DJ Shadow’s 1996 landmark Endtroducing… was about as ambitious a slacker monument as had ever been committed to wax (or at least Mo’ Wax), a carefully curated quilt of influences, samples, and breakbeats. By comparison, The Mountain Will Fall is just slack, with perfunctory ideas waiting impatiently for guest stars to enliven them through association. Where once Josh Davis’s ideas seemed to spill forth from his record crates like blood from the Overlook Hotel’s elevators, the innovation has scabbed over on The Mountain Will Fall. The cross-crossing genres of both Endtroducing… and 2002’s The Private Press gave off the impression of tilting from an overhead view of a topographical map and beholding the suddenly three-dimensional perspective of where music was and where it would be going; The Mountain Will Fall is devoid of elevation.
Actually, it’s not all so bad. The opening title track, a single-minded but hopeful dirge, gives off a broken, metallic vibe suggesting something far greater to follow. Unfortunately, the prelude might be the strongest element in the entire set.
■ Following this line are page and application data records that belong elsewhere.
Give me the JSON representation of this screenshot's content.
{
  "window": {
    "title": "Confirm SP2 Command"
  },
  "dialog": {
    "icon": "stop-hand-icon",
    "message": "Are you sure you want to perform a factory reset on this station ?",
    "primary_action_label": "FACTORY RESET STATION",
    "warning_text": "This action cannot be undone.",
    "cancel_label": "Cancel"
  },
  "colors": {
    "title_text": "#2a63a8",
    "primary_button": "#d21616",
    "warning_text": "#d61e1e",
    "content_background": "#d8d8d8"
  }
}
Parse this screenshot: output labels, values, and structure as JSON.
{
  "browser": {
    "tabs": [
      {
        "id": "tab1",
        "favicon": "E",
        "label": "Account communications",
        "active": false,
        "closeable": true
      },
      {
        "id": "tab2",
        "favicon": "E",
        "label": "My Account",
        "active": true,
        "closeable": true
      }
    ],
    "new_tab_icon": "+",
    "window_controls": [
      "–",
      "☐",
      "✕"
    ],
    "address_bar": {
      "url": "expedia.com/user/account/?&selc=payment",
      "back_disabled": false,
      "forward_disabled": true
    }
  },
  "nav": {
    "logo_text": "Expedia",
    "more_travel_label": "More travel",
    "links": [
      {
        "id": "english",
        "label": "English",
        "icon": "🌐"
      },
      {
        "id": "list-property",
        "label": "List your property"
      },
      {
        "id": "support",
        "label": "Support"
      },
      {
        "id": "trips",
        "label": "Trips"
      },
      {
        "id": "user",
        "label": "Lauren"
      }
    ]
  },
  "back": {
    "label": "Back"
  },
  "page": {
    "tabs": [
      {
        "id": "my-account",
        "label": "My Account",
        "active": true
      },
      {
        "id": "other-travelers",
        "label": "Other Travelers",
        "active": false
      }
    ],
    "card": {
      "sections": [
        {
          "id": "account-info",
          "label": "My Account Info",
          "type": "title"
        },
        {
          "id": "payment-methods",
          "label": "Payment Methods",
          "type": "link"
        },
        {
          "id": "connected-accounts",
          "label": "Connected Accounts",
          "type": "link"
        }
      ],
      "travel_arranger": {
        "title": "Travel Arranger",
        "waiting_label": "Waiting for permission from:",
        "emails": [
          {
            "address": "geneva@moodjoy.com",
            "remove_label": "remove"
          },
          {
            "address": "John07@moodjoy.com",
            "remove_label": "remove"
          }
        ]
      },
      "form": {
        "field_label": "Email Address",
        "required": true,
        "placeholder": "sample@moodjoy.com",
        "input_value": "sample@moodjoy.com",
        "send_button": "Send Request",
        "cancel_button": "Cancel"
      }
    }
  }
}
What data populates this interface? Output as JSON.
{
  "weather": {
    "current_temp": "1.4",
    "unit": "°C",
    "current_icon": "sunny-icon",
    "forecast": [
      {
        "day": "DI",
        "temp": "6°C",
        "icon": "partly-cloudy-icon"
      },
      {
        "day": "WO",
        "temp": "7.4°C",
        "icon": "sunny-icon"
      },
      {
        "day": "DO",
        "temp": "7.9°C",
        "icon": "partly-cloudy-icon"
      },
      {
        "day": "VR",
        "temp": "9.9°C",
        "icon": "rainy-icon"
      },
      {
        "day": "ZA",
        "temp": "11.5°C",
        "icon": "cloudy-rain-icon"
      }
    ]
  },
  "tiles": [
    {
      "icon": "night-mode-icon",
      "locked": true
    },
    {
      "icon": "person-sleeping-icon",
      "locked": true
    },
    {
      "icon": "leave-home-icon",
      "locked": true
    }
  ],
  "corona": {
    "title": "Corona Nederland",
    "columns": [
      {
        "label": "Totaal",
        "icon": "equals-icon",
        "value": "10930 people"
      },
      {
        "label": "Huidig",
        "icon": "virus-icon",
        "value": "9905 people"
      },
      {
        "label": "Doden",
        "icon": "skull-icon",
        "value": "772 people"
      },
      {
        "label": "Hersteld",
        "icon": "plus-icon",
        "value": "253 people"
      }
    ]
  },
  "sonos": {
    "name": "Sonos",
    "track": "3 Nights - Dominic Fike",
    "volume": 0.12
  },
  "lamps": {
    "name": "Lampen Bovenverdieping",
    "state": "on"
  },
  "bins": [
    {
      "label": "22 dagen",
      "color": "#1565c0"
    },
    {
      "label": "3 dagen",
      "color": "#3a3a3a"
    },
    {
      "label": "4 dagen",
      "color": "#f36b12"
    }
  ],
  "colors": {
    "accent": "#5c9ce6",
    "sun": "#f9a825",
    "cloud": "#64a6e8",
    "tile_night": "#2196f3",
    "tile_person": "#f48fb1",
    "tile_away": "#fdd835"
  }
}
It takes a special kind of listlessness to make the contributions of collaborator Nils Frahm (whose soundtrack to last year’s Victoria was one of the most gorgeous slow burns in recent movie history) sound impatient and unfocused. That’s to say nothing of how stifled Davis lets the ferocious Run the Jewels sound on “Nobody Speak,” a sadly fitting title when held up against the likes of RTJ’s own recent output. The only more fitting title, in fact, would be the album’s own. How the mighty have fallen.